Exercise data
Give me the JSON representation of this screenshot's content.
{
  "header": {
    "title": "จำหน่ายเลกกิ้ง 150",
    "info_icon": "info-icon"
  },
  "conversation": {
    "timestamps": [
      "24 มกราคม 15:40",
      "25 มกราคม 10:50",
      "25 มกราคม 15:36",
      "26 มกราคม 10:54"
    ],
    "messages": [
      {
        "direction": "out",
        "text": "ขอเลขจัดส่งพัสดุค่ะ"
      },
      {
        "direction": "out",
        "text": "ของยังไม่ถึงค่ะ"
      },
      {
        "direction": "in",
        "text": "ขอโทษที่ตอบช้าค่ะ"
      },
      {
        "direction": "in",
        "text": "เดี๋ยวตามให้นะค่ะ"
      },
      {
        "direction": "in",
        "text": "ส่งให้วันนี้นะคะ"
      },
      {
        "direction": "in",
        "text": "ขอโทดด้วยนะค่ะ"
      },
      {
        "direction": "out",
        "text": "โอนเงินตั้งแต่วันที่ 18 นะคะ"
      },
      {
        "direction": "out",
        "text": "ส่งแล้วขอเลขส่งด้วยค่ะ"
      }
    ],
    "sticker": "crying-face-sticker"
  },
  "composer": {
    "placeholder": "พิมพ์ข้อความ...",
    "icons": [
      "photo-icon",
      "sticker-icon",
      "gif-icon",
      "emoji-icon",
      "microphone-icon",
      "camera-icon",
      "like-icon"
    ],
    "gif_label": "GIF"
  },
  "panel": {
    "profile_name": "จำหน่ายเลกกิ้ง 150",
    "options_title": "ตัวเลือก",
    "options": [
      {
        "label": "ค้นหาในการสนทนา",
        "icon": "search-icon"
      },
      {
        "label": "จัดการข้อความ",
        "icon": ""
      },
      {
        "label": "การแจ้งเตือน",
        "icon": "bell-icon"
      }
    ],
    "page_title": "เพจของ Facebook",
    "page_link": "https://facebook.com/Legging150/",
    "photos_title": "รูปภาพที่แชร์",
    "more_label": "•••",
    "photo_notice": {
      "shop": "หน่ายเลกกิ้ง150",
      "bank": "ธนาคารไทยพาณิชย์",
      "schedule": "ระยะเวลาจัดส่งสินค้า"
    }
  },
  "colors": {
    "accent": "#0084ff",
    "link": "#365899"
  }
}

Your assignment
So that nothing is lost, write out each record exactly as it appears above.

The completed task
Give me the JSON representation of this screenshot's content.
{
  "header": {
    "title": "จำหน่ายเลกกิ้ง 150",
    "info_icon": "info-icon"
  },
  "conversation": {
    "timestamps": [
      "24 มกราคม 15:40",
      "25 มกราคม 10:50",
      "25 มกราคม 15:36",
      "26 มกราคม 10:54"
    ],
    "messages": [
      {
        "direction": "out",
        "text": "ขอเลขจัดส่งพัสดุค่ะ"
      },
      {
        "direction": "out",
        "text": "ของยังไม่ถึงค่ะ"
      },
      {
        "direction": "in",
        "text": "ขอโทษที่ตอบช้าค่ะ"
      },
      {
        "direction": "in",
        "text": "เดี๋ยวตามให้นะค่ะ"
      },
      {
        "direction": "in",
        "text": "ส่งให้วันนี้นะคะ"
      },
      {
        "direction": "in",
        "text": "ขอโทดด้วยนะค่ะ"
      },
      {
        "direction": "out",
        "text": "โอนเงินตั้งแต่วันที่ 18 นะคะ"
      },
      {
        "direction": "out",
        "text": "ส่งแล้วขอเลขส่งด้วยค่ะ"
      }
    ],
    "sticker": "crying-face-sticker"
  },
  "composer": {
    "placeholder": "พิมพ์ข้อความ...",
    "icons": [
      "photo-icon",
      "sticker-icon",
      "gif-icon",
      "emoji-icon",
      "microphone-icon",
      "camera-icon",
      "like-icon"
    ],
    "gif_label": "GIF"
  },
  "panel": {
    "profile_name": "จำหน่ายเลกกิ้ง 150",
    "options_title": "ตัวเลือก",
    "options": [
      {
        "label": "ค้นหาในการสนทนา",
        "icon": "search-icon"
      },
      {
        "label": "จัดการข้อความ",
        "icon": ""
      },
      {
        "label": "การแจ้งเตือน",
        "icon": "bell-icon"
      }
    ],
    "page_title": "เพจของ Facebook",
    "page_link": "https://facebook.com/Legging150/",
    "photos_title": "รูปภาพที่แชร์",
    "more_label": "•••",
    "photo_notice": {
      "shop": "หน่ายเลกกิ้ง150",
      "bank": "ธนาคารไทยพาณิชย์",
      "schedule": "ระยะเวลาจัดส่งสินค้า"
    }
  },
  "colors": {
    "accent": "#0084ff",
    "link": "#365899"
  }
}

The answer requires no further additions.